Some African palm genera, in particular the Doum palms (Hyphaene spp.), remain poorly known and severely under-collected. A large amount of the available herbarium specimens are either fragmentary or not sampled in a proper way, and hence are largely uninformative for taxonomic study and identification. A recent visit to the herbarium of Munich (M), repository for many of the type specimens associated with Hyphaene and described by the Bavarian palm expert Carl P. von Martius, showed that most samples are only composed of fragmentary leaflets or fruits, providing limited information from a taxonomical point of view (see Ouattara and Stauffer, 2014 for details on Raphia sudanica, for example). Some important advances related to our field missions can be seen in Stauffer et al. (2018).
Moreover, misleading identifications of herbarium samples in Hyphaene appear common, due to the fact that they can be easily confused with the closely related genera Borassus and Medemia. Difficult access to wild populations of Hyphaene species has hindered obtaining complete and fertile samples. Populations in this group are distributed in regions that require special logistic effort, with collecting ideally benefiting from local partners able to co-organize field work during the seasons when reproductive samples are available. In spite of the floristic and botanical efforts undertaken by the Herbaria of Leiden and Kew Gardens in tropical Africa (cf. Dransfield, 1986 for details), relatively little progress was made toward a complete sampling of wild populations of Hyphaene.
The extremely difficult conditions for field work with Hyphaene in the savannahs of Eastern Africa were highlighted by Dr. John Dransfield, world authority on palms at Kew Gardens, who was recently contacted in the frame of the current project proposal:

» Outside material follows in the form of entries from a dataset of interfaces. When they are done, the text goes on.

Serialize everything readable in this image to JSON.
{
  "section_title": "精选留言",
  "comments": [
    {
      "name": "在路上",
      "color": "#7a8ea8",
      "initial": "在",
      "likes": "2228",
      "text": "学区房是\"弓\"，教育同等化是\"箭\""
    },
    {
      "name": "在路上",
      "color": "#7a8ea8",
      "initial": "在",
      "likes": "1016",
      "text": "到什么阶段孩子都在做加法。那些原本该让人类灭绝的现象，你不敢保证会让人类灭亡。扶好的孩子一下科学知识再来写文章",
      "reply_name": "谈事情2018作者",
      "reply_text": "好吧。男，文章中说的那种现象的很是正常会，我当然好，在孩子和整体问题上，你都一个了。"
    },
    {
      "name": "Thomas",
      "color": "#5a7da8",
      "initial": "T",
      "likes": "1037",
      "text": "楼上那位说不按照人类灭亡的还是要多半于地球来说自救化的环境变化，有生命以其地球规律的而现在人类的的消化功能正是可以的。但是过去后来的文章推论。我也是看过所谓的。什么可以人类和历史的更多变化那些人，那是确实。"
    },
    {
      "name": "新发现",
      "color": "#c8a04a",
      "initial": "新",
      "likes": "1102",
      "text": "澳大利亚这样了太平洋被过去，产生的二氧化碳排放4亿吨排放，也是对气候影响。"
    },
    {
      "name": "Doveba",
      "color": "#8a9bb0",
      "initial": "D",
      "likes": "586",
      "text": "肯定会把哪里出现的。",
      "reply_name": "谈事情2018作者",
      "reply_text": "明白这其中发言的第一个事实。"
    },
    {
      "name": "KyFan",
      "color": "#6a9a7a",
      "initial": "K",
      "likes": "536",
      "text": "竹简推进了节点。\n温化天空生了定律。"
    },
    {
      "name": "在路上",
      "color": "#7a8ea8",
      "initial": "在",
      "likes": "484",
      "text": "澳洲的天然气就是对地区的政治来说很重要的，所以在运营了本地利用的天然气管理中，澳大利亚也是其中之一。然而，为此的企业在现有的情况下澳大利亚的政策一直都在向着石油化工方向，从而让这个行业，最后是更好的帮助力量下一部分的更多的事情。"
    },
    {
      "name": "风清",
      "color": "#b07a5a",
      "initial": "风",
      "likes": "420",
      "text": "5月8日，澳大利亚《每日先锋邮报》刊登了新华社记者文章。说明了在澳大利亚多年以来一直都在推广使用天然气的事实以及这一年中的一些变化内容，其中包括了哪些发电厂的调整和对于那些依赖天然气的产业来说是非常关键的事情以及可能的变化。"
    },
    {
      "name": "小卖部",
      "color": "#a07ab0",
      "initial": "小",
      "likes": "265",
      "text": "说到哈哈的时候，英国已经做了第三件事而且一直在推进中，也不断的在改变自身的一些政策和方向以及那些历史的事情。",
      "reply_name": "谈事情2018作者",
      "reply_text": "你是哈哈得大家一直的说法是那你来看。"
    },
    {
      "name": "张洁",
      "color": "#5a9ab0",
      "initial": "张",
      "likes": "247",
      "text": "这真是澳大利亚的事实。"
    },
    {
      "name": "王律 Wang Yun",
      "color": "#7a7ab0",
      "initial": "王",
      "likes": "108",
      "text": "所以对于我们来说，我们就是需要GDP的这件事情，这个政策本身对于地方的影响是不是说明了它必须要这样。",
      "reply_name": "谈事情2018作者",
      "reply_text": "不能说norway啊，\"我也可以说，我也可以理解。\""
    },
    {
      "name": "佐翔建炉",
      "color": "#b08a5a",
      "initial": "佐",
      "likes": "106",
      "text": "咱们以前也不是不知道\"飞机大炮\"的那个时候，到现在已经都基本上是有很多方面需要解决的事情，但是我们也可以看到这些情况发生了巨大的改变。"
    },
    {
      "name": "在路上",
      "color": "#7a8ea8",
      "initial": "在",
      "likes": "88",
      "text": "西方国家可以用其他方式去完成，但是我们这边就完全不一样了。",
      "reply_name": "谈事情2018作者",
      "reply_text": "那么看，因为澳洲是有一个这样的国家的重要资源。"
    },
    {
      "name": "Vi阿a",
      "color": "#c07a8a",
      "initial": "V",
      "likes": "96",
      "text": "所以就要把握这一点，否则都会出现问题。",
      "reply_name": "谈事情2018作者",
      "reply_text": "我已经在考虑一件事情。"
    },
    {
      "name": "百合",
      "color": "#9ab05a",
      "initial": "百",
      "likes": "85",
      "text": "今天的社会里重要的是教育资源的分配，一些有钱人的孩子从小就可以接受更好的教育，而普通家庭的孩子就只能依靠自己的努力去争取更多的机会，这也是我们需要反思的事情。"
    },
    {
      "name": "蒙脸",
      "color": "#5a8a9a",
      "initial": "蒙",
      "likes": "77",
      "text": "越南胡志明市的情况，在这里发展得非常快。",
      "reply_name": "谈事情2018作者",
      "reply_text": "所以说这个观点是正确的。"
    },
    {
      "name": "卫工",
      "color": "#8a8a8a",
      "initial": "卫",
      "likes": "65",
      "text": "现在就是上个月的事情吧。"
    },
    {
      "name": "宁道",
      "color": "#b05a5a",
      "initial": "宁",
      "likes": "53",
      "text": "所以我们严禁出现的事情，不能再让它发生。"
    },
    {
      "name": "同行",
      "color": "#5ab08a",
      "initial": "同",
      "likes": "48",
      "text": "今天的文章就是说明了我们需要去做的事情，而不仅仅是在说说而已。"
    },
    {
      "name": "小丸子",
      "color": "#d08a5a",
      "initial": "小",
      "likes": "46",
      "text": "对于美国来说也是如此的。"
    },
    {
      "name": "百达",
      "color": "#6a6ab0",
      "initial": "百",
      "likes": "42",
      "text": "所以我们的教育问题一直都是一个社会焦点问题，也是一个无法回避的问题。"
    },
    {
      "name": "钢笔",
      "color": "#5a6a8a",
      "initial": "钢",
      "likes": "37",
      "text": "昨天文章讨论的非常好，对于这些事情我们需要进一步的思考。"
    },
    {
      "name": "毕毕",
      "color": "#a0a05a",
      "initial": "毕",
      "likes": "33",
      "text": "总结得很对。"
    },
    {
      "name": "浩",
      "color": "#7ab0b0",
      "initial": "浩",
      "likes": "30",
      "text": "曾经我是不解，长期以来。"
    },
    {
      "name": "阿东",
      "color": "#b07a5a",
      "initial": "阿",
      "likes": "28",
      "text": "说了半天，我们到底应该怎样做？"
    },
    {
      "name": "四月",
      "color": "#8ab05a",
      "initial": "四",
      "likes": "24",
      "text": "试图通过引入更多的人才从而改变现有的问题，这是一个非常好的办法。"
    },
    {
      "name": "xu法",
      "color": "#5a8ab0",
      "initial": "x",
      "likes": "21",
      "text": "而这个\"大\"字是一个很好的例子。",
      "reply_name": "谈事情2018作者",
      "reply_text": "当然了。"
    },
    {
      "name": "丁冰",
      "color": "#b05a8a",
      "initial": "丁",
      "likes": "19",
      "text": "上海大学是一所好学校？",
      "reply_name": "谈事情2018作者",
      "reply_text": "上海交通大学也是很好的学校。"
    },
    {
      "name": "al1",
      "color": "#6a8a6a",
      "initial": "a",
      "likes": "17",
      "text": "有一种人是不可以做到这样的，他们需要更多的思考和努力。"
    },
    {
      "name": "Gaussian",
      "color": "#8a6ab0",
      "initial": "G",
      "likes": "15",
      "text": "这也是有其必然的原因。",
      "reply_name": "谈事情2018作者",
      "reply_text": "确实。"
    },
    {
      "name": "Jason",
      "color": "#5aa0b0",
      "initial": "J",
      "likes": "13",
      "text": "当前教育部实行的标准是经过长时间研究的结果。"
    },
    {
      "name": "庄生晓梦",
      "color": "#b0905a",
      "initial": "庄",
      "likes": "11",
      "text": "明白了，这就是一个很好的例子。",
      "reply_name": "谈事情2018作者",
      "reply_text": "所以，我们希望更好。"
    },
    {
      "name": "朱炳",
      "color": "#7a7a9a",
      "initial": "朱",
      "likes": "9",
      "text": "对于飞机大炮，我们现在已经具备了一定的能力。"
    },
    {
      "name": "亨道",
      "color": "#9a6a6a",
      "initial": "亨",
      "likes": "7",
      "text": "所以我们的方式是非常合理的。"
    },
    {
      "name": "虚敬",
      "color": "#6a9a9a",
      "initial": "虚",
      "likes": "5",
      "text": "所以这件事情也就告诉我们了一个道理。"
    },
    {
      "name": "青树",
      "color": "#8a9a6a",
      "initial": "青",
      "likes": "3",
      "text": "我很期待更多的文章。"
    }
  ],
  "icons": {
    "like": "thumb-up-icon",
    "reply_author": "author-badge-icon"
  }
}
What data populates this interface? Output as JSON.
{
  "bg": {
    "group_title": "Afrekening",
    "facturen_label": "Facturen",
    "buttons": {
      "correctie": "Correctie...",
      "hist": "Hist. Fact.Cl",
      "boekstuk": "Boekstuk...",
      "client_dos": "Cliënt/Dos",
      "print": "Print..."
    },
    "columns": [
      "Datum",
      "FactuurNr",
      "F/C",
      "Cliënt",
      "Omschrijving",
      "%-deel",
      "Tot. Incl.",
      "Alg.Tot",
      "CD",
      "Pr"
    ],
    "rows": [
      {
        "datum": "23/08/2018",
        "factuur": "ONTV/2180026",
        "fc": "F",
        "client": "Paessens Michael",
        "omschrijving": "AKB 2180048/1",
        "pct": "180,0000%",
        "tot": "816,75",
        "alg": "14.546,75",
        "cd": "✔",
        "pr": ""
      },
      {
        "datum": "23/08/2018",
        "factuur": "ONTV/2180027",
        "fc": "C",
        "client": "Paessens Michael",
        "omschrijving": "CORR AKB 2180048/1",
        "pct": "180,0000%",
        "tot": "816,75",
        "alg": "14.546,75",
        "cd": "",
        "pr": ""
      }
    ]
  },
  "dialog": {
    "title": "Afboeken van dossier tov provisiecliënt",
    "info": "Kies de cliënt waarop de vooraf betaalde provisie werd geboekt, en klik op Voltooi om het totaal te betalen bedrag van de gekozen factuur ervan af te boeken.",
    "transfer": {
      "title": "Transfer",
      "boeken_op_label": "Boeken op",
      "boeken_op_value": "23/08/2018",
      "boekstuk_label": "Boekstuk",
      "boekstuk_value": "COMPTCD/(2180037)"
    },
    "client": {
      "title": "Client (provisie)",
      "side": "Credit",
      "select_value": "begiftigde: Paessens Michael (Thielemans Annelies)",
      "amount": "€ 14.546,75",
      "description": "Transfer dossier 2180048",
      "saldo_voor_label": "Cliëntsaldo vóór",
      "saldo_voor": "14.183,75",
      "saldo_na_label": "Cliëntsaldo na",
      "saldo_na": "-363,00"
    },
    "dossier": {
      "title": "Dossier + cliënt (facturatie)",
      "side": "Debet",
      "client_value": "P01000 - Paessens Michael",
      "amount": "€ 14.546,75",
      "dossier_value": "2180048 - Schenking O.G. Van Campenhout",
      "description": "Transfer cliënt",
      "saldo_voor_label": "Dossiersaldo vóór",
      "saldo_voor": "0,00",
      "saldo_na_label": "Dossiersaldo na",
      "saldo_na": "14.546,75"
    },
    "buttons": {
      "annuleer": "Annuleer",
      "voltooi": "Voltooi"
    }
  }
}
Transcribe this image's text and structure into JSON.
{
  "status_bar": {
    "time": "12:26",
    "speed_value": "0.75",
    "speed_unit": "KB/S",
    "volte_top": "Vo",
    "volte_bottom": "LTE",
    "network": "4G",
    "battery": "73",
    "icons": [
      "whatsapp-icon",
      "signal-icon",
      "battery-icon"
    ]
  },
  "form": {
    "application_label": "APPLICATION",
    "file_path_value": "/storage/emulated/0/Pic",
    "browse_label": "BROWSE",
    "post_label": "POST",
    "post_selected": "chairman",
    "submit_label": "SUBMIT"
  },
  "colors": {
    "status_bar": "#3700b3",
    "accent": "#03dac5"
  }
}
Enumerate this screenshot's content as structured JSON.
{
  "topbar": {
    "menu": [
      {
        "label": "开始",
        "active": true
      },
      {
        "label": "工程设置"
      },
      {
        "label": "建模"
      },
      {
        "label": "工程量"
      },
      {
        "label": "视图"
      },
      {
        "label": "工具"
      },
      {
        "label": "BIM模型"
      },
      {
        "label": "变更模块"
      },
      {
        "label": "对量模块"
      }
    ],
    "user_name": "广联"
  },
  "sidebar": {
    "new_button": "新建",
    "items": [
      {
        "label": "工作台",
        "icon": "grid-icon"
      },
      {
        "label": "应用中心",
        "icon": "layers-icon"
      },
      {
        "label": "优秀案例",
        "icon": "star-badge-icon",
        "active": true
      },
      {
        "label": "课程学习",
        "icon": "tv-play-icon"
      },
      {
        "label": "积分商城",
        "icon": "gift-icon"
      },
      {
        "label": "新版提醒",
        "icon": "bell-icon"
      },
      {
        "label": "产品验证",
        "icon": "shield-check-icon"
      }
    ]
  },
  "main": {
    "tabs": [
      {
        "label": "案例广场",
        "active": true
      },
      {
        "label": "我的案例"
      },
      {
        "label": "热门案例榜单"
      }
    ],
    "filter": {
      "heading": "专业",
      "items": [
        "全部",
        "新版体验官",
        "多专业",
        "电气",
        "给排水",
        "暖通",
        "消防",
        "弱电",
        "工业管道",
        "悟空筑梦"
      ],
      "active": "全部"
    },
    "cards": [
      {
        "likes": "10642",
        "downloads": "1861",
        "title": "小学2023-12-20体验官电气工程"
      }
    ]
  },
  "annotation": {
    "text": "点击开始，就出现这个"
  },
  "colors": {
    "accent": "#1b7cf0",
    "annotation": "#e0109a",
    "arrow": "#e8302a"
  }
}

“I believe the major problem in Hyphaene remains what goes on in the Horn of Africa. In fact, without new material from there it will be very difficult to resolve things. Most unfortunately, this is one of the most seriously bad places on earth to do fieldwork…”
Indeed, during several collecting expeditions in African savannahs (e.g. Ghana, Ivory Coast, Senegal) we have already experienced challenging conditions and extreme temperatures, and this in part may reflect why such field work, fundamental for the taxonomic study of these palms, has been neglected by local and foreign botanists. It is clear that successfully field work in the natural habitats of Hyphaene will require a solid collaborative effort with local researchers and collaborators. As indicated ahead in this proposal, we have already made considerable progress in consolidating a reliable network of African researchers around the Hyphaene project. Together we now feel prepared to undertake a multidisciplinary study of this palm group grounded in new collections and observations in the field.
Hyphaene thebaica in Western Djibouti (December, 2015)